Enable retraction settings on the 3D printer. This will pull back the semi-solid filament that is pushing the liquid to extrude from the nozzle.
What temperature should I set my printer to prevent stringing?
If you're noticing stringing on your prints, lowering the temperature could be a solution. You can try experimenting with different temperatures to find the best one for your material. For PLA, we were able to get good results at 180 degrees F.
What to do if your printer is printing wrong?
If you are printing incorrect or unreadable characters, the first thing to do is check to see if your printer drivers are up-to-date. Addresses common driver issues can be found at the HP website. If updating the drivers does not fix the problem, you may need to replace the paper in the printer. Try using a new cartridge and Printers Fan Fault Fix guide if printing appears cloudy or odd after refilling the paper cartridge.
How to fix stringing and oozing in 3D printing?
The chances of stringing and oozing increase if you are printing at a high temperature. The very first thing that you should do is to print at a right temperature - around 190 degrees Celsius. If your 3D printer prints too cold, the filament will be brittle and it may easily break, leading to problems with stringing or oozing. On the other hand, if your 3D printer prints too hot, the filament may start to melt and gum up the extrusion nozzle. Opt for a middle temperature, which is usually around 220 degrees Celsius.
How do I Stop my 3D printer from stringing?
The best way to prevent your 3D printer from stringing is to adjust your temperature and retraction settings until they are optimized.
What does stringing look like on a 3D print?
Stringing is a term used to describe the appearance of thin strands or strings that run throughout a 3D print. If you look closely at pictures of stringing prints, you’ll often see them filled with these unwanted strands. This can be extremely frustrating and difficult to fix, as it often means that the print has been damaged in some way. Thankfully, there are a few ways to avoid stringing on your prints and minimize the chance of it happening in the first place. 1. Make sure your printer is well-maintained One of the biggest contributors to stringing on 3D prints is poor machine maintenance. If your printer is not maintained well, chances are that it will begin to produce strands more easily. You should always check your printer’s firmware and clean out any build rafts or extrusion towers as necessary. If you have any questions about how to keep your 3D printer functioning at its best, be sure to consult with an
How do I fix stringing on my prints?
There are a few things you can do to try to fix stringing on your prints: Try increasing your printing temperature by 10 °C increments until you no longer observe any stringing. Just be careful not to go too low, as printing below the recommended temperature range for your filament can cause jamming in the extruder or poor layer adhesion in your build. Check that your printing filament is properly threaded. If it isn’t, you may be able to remedy the situation by using a spacer between the extruder and filament reel or by re-tinning your filament. Clean out any extruder or printhead parts that may be clogged with filament. This can include the extruder nozzle, hot end heater, or individual printhead nozzles.
Why are my 3D prints stringing?
In most cases, stringing is the result of uneven heat distribution in your 3D printer.

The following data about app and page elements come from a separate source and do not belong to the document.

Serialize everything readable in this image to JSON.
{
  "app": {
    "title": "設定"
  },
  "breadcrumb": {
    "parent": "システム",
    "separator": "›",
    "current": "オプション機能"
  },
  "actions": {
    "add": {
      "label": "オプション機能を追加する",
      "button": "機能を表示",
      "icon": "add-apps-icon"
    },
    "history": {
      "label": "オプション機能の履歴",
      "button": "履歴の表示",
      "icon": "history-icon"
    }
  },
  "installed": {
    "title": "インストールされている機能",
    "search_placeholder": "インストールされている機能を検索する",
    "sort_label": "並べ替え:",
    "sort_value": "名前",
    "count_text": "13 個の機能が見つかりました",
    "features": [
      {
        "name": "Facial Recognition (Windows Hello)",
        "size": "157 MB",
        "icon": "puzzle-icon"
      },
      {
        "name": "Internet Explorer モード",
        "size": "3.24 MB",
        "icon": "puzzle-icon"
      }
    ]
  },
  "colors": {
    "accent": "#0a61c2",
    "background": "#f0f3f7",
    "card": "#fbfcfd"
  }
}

When the print head moves from one point to another, small strands of plastic are left behind. These strands can sometimes cling together and form long strings.
How to fix a stringy 3D printer?
The best way to fix a stringy 3D printer is by cleaning the nozzle and replacing any dried or clogged filament. This will help to reduce the likelihood of strings and improve the quality of your prints.